Celebrating the value of water with art
What would you add, if you were asked to help mold a bronze sculpture depicting water’s journey from the mountains to the city’s faucets?
As local artist Rik Sargent started work on a new piece of public art commissioned by Denver Water — before stay-home and social distancing orders were put in place due to COVID-19 — he invited the utility’s employees into his sculpture studio and asked that same question.
The employees — representing different parts of the 1,100-person organization — were invited to see, touch and add to Sargent’s clay model. Sargent’s finished work will be one of three pieces of public art installed on Denver Water’s redeveloped Operations Complex southwest of downtown.
Sargent’s bronze sculpture, featuring a broad vertical spiral and called “Forests to Faucets,” aims to tell the story of the journey of Denver’s water as it passes from high-country snowdrifts, through mountain streams and man-made reservoirs, treatment plants and pipes, to the metro area, where Denver Water serves 1.5 million people in the city and surrounding suburbs.
The name of the sculpture also ties to the “From Forests to Faucets” land management program that involves Denver Water, the U.S. Forest Service and other partners working to mitigate forest fires that damage the watershed.
“It’s exciting to see a sculpture that recognizes our watershed,” said Christina Burri, who manages Denver Water’s involvement in the program and came to see Sargent's clay model in January.
Utility employees made their mark in the sculpture’s clay, using flags to identify key landmarks in Denver Water’s system, such as Dillon Reservoir, Denver Water’s largest reservoir, and the Moffat Tunnel, which brings water from the West Slope.
Some fashioned bits of clay into trees, animals or buildings and pressed them onto the larger sculpture. Others hammered the clay with tools, shaping forests onto the malleable peaks and valleys.
“I’m very committed to making sure that, when people look at this, they see the story of water,” said Sargent, who has created many public art sculptures during his career, including a water-centered sculpture for the One World One Water Center at the Auraria Campus.
His “Forests to Faucets” bronze sculpture will be one of three new public art pieces commissioned by Denver Water as part of the redevelopment of its 35-acre complex. The multiyear project replaced aging buildings, in one case 130 years old, and made the complex more operationally efficient, publicly accessible and as sustainable as possible.
As part of the project, Denver Water is voluntarily participating in the city of Denver’s public art program.

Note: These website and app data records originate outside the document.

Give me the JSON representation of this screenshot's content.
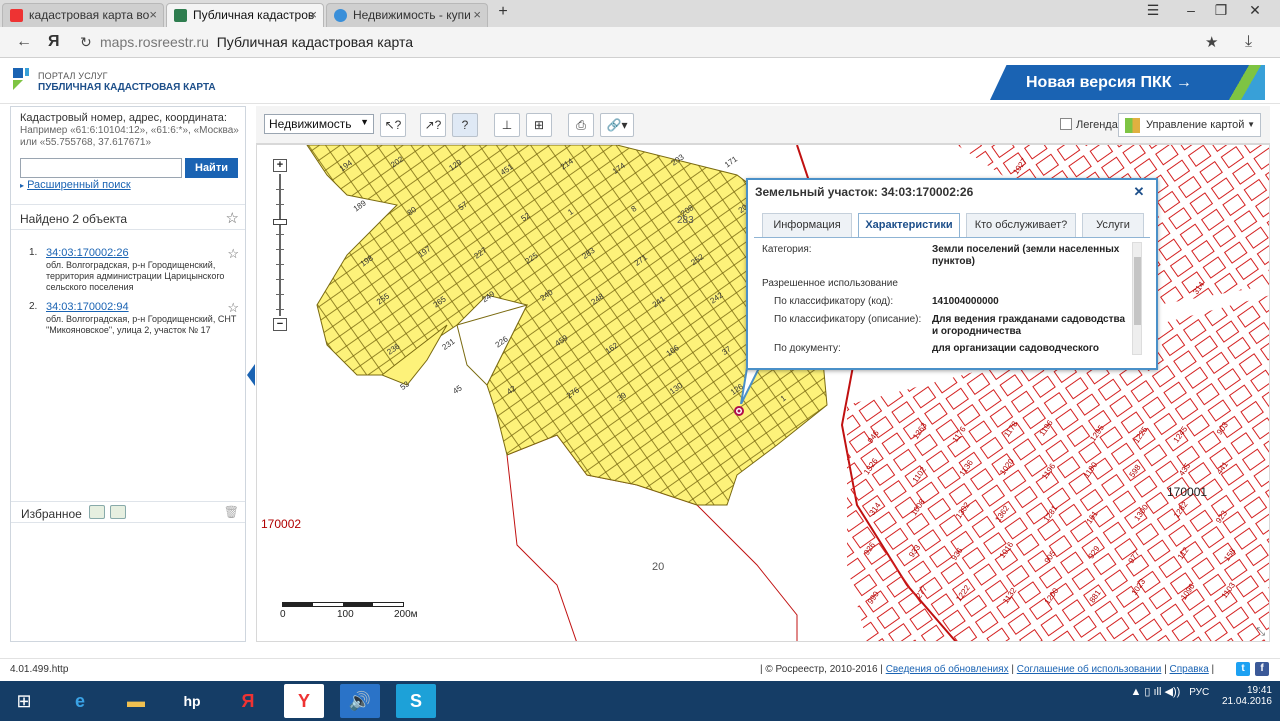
{
  "browser": {
    "tabs": [
      {
        "label": "кадастровая карта во",
        "active": false
      },
      {
        "label": "Публичная кадастров",
        "active": true
      },
      {
        "label": "Недвижимость - купи",
        "active": false
      }
    ],
    "new_tab": "+",
    "url_domain": "maps.rosreestr.ru",
    "url_title": "Публичная кадастровая карта"
  },
  "header": {
    "logo_top": "ПОРТАЛ УСЛУГ",
    "logo_bottom": "ПУБЛИЧНАЯ КАДАСТРОВАЯ КАРТА",
    "new_version": "Новая версия ПКК →"
  },
  "search": {
    "label": "Кадастровый номер, адрес, координата:",
    "example": "Например «61:6:10104:12», «61:6:*», «Москва» или «55.755768, 37.617671»",
    "input_value": "",
    "button": "Найти",
    "advanced": "Расширенный поиск"
  },
  "results": {
    "header": "Найдено 2 объекта",
    "items": [
      {
        "num": "1.",
        "link": "34:03:170002:26",
        "desc": "обл. Волгоградская, р-н Городищенский, территория администрации Царицынского сельского поселения"
      },
      {
        "num": "2.",
        "link": "34:03:170002:94",
        "desc": "обл. Волгоградская, р-н Городищенский, СНТ \"Микояновское\", улица 2, участок № 17"
      }
    ]
  },
  "favorites": {
    "label": "Избранное"
  },
  "toolbar": {
    "layer_select": "Недвижимость",
    "legend": "Легенда",
    "map_management": "Управление картой"
  },
  "map": {
    "quarter_west": "170002",
    "quarter_east": "170001",
    "parcel_20": "20",
    "yellow_283": "283",
    "scale": [
      "0",
      "100",
      "200м"
    ],
    "zoom_in": "+",
    "zoom_out": "−",
    "yellow_labels": [
      "194",
      "202",
      "129",
      "451",
      "214",
      "174",
      "203",
      "171",
      "189",
      "80",
      "57",
      "52",
      "1",
      "8",
      "208",
      "200",
      "198",
      "197",
      "227",
      "225",
      "283",
      "271",
      "252",
      "276",
      "255",
      "265",
      "249",
      "240",
      "248",
      "241",
      "242",
      "237",
      "236",
      "231",
      "226",
      "459",
      "162",
      "166",
      "37",
      "60",
      "53",
      "45",
      "42",
      "276",
      "39",
      "130",
      "126",
      "1"
    ],
    "red_labels": [
      "946",
      "1263",
      "1176",
      "1178",
      "1196",
      "1295",
      "1225",
      "1245",
      "903",
      "1326",
      "1102",
      "1136",
      "1020",
      "1196",
      "1190",
      "598",
      "435",
      "441",
      "314",
      "1008",
      "1302",
      "1362",
      "1281",
      "161",
      "1300",
      "1282",
      "923",
      "926",
      "933",
      "936",
      "1016",
      "905",
      "929",
      "977",
      "112",
      "158",
      "990",
      "277",
      "1222",
      "1132",
      "1200",
      "881",
      "1023",
      "1096",
      "1103",
      "1027",
      "763",
      "451",
      "314"
    ]
  },
  "popup": {
    "title": "Земельный участок: 34:03:170002:26",
    "tabs": [
      "Информация",
      "Характеристики",
      "Кто обслуживает?",
      "Услуги"
    ],
    "active_tab": "Характеристики",
    "rows": {
      "category_label": "Категория:",
      "category_value": "Земли поселений (земли населенных пунктов)",
      "permitted_use": "Разрешенное использование",
      "by_code_label": "По классификатору (код):",
      "by_code_value": "141004000000",
      "by_desc_label": "По классификатору (описание):",
      "by_desc_value": "Для ведения гражданами садоводства и огородничества",
      "by_doc_label": "По документу:",
      "by_doc_value": "для организации садоводческого"
    }
  },
  "status": {
    "version": "4.01.499.http",
    "copyright": "| © Росреестр, 2010-2016 |",
    "link1": "Сведения об обновлениях",
    "sep1": "|",
    "link2": "Соглашение об использовании",
    "sep2": "|",
    "link3": "Справка",
    "sep3": "|"
  },
  "taskbar": {
    "lang": "РУС",
    "time": "19:41",
    "date": "21.04.2016"
  },
  "colors": {
    "accent_blue": "#1a63b3",
    "parcel_yellow": "#fdf27a",
    "parcel_red": "#d42020"
  }
}
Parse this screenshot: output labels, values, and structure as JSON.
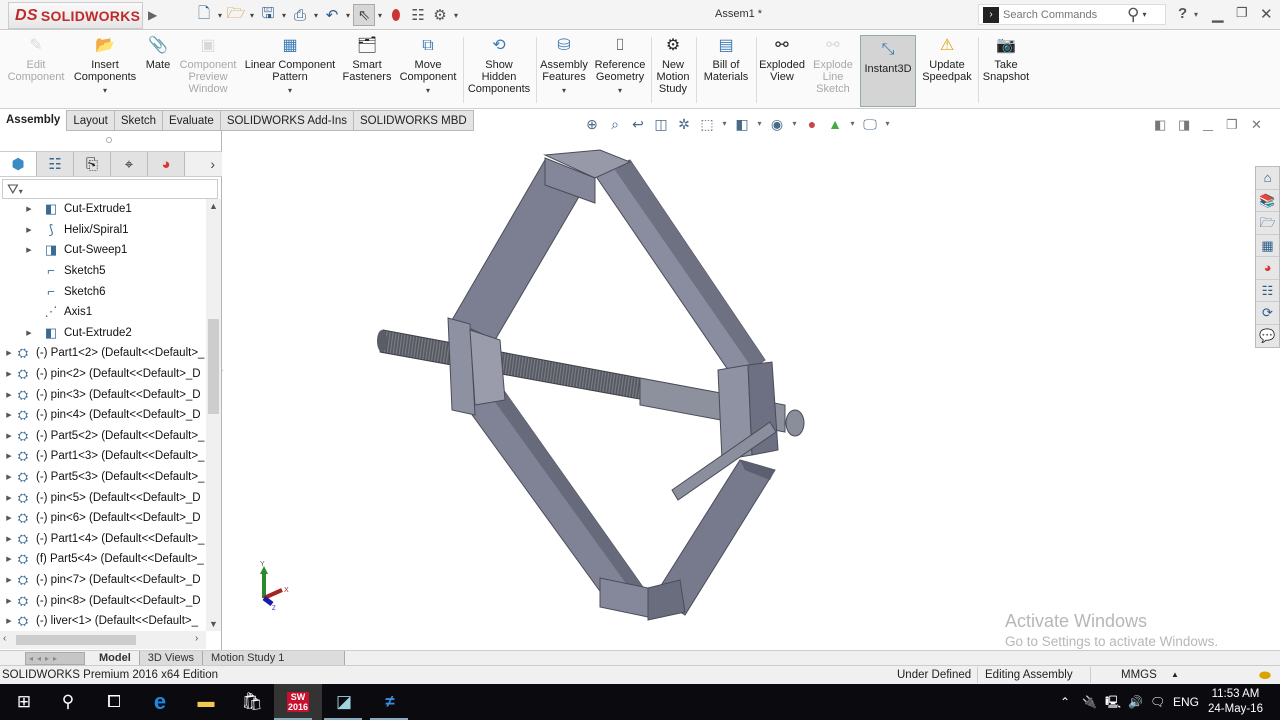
{
  "app": {
    "brand": "SOLIDWORKS",
    "brand_prefix": "DS",
    "document_title": "Assem1 *"
  },
  "quick_access": [
    {
      "name": "new-document",
      "icon": "□"
    },
    {
      "name": "open",
      "icon": "📂"
    },
    {
      "name": "save",
      "icon": "💾"
    },
    {
      "name": "print",
      "icon": "🖶"
    },
    {
      "name": "undo",
      "icon": "↶"
    },
    {
      "name": "select",
      "icon": "↖"
    },
    {
      "name": "rebuild",
      "icon": "●"
    },
    {
      "name": "file-properties",
      "icon": "☰"
    },
    {
      "name": "options",
      "icon": "⚙"
    }
  ],
  "search": {
    "placeholder": "Search Commands",
    "help": "?"
  },
  "ribbon": {
    "edit_component": "Edit\nComponent",
    "insert_components": "Insert\nComponents",
    "mate": "Mate",
    "component_preview_window": "Component\nPreview\nWindow",
    "linear_component_pattern": "Linear Component\nPattern",
    "smart_fasteners": "Smart\nFasteners",
    "move_component": "Move\nComponent",
    "show_hidden_components": "Show\nHidden\nComponents",
    "assembly_features": "Assembly\nFeatures",
    "reference_geometry": "Reference\nGeometry",
    "new_motion_study": "New\nMotion\nStudy",
    "bill_of_materials": "Bill of\nMaterials",
    "exploded_view": "Exploded\nView",
    "explode_line_sketch": "Explode\nLine\nSketch",
    "instant3d": "Instant3D",
    "update_speedpak": "Update\nSpeedpak",
    "take_snapshot": "Take\nSnapshot"
  },
  "tabs": [
    "Assembly",
    "Layout",
    "Sketch",
    "Evaluate",
    "SOLIDWORKS Add-Ins",
    "SOLIDWORKS MBD"
  ],
  "active_tab": "Assembly",
  "feature_tree": [
    {
      "label": "Cut-Extrude1",
      "icon": "cut-extrude",
      "glyph": "◧",
      "expandable": true,
      "indent": 1
    },
    {
      "label": "Helix/Spiral1",
      "icon": "helix",
      "glyph": "⟆",
      "expandable": true,
      "indent": 1
    },
    {
      "label": "Cut-Sweep1",
      "icon": "cut-sweep",
      "glyph": "◨",
      "expandable": true,
      "indent": 1
    },
    {
      "label": "Sketch5",
      "icon": "sketch",
      "glyph": "⌐",
      "expandable": false,
      "indent": 1
    },
    {
      "label": "Sketch6",
      "icon": "sketch",
      "glyph": "⌐",
      "expandable": false,
      "indent": 1
    },
    {
      "label": "Axis1",
      "icon": "axis",
      "glyph": "⋰",
      "expandable": false,
      "indent": 1
    },
    {
      "label": "Cut-Extrude2",
      "icon": "cut-extrude",
      "glyph": "◧",
      "expandable": true,
      "indent": 1
    },
    {
      "label": "(-) Part1<2> (Default<<Default>_",
      "icon": "part",
      "glyph": "⛭",
      "expandable": true,
      "indent": 0
    },
    {
      "label": "(-) pin<2> (Default<<Default>_D",
      "icon": "part",
      "glyph": "⛭",
      "expandable": true,
      "indent": 0
    },
    {
      "label": "(-) pin<3> (Default<<Default>_D",
      "icon": "part",
      "glyph": "⛭",
      "expandable": true,
      "indent": 0
    },
    {
      "label": "(-) pin<4> (Default<<Default>_D",
      "icon": "part",
      "glyph": "⛭",
      "expandable": true,
      "indent": 0
    },
    {
      "label": "(-) Part5<2> (Default<<Default>_",
      "icon": "part",
      "glyph": "⛭",
      "expandable": true,
      "indent": 0
    },
    {
      "label": "(-) Part1<3> (Default<<Default>_",
      "icon": "part",
      "glyph": "⛭",
      "expandable": true,
      "indent": 0
    },
    {
      "label": "(-) Part5<3> (Default<<Default>_",
      "icon": "part",
      "glyph": "⛭",
      "expandable": true,
      "indent": 0
    },
    {
      "label": "(-) pin<5> (Default<<Default>_D",
      "icon": "part",
      "glyph": "⛭",
      "expandable": true,
      "indent": 0
    },
    {
      "label": "(-) pin<6> (Default<<Default>_D",
      "icon": "part",
      "glyph": "⛭",
      "expandable": true,
      "indent": 0
    },
    {
      "label": "(-) Part1<4> (Default<<Default>_",
      "icon": "part",
      "glyph": "⛭",
      "expandable": true,
      "indent": 0
    },
    {
      "label": "(f) Part5<4> (Default<<Default>_",
      "icon": "part",
      "glyph": "⛭",
      "expandable": true,
      "indent": 0
    },
    {
      "label": "(-) pin<7> (Default<<Default>_D",
      "icon": "part",
      "glyph": "⛭",
      "expandable": true,
      "indent": 0
    },
    {
      "label": "(-) pin<8> (Default<<Default>_D",
      "icon": "part",
      "glyph": "⛭",
      "expandable": true,
      "indent": 0
    },
    {
      "label": "(-) liver<1> (Default<<Default>_",
      "icon": "part",
      "glyph": "⛭",
      "expandable": true,
      "indent": 0
    }
  ],
  "bottom_tabs": [
    "Model",
    "3D Views",
    "Motion Study 1"
  ],
  "active_bottom_tab": "Model",
  "status_bar": {
    "edition": "SOLIDWORKS Premium 2016 x64 Edition",
    "definition": "Under Defined",
    "mode": "Editing Assembly",
    "units": "MMGS"
  },
  "watermark": {
    "title": "Activate Windows",
    "subtitle": "Go to Settings to activate Windows."
  },
  "triad": {
    "y": "Y",
    "x": "X",
    "z": "Z"
  },
  "taskbar": {
    "language": "ENG",
    "time": "11:53 AM",
    "date": "24-May-16",
    "sw_badge": "SW\n2016"
  }
}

The program encourages new capital improvement projects in Denver that have a design and construction budget of $1 million or more to invest 1% of the budget in public art.
“Being the best utility in the nation means we are committed to the social and economic well-being of our community — and art is a part of that,” said Jessica Kirk, a Denver Water marketing specialist who helped guide the selection process.
In addition to Sargent’s work, British artist David Harber will create two sculptures for the Operations Complex inspired by water: “The Hydra” and the “Water Droplet.”
“We wanted (the public art pieces) to educate the public about the value of water while trying to inspire an appreciation for and conservation of a vital resource,” Kirk said.
Utility employees who visited Sargent’s studio molded cabins out of clay to add to the sculpture. Other additions included snakes, birds and fish.
Tanisha Lucas, a Customer Care supervisor, smoothed a section of clay into a lake and then used a brush to hammer forests to life.
“I wanted to be able to say, when this is finished, that ‘I touched this,’ and, I like to swim in alpine lakes,” Lucas said.
All three sculptures are expected to be installed on the Operations Complex later this year, as initial schedules have been delayed due to the complications that surround the global pandemic.
During stay-home orders earlier this year, Sargent closed his studio, as did others he works with in the art sector. For a bronze sculpture, teams of people often work together to create the final piece of art, including the process of creating molds of the clay and pouring bronze into those molds.
“A lot of the talent base that I typically work with is not available,” Sargent said.
So he did the work himself, albeit at a slower pace.
“I can make molds, but for a project this big I’d typically have a team of people come in and they’d hit it and get it done in a week or so. It’s taken me longer than that to do that on my own. But luckily, I’ve been an artist long enough that I can do all the elements to finish the work,” he said.
Sargent recently visited Denver Water’s Operations Complex to see the site where his sculpture will be displayed.
“It’s a beautiful site, I’m delighted with it,” he said.
“Denver Water is one of the many wonders of the world. You go to the faucet and turn on the faucet and — it’s there. Denver’s water.”
The three public art pieces will be placed in three locations on the Operations Complex:
- “The Hydra” will be placed at the corner of West 13th Avenue and Shoshone Street, where it will be visible to passengers on the nearby light rail line and can be used as a landmark to identify the entrance to the complex.
- The “Water Droplet” will be placed near the main entrance to the Administration Building (on the north side of the building), where it will be visible from Denver Water’s boardroom.
- The “Forests to Faucets” will be placed in the courtyard between the new Administration Building and the historic Three Stones building.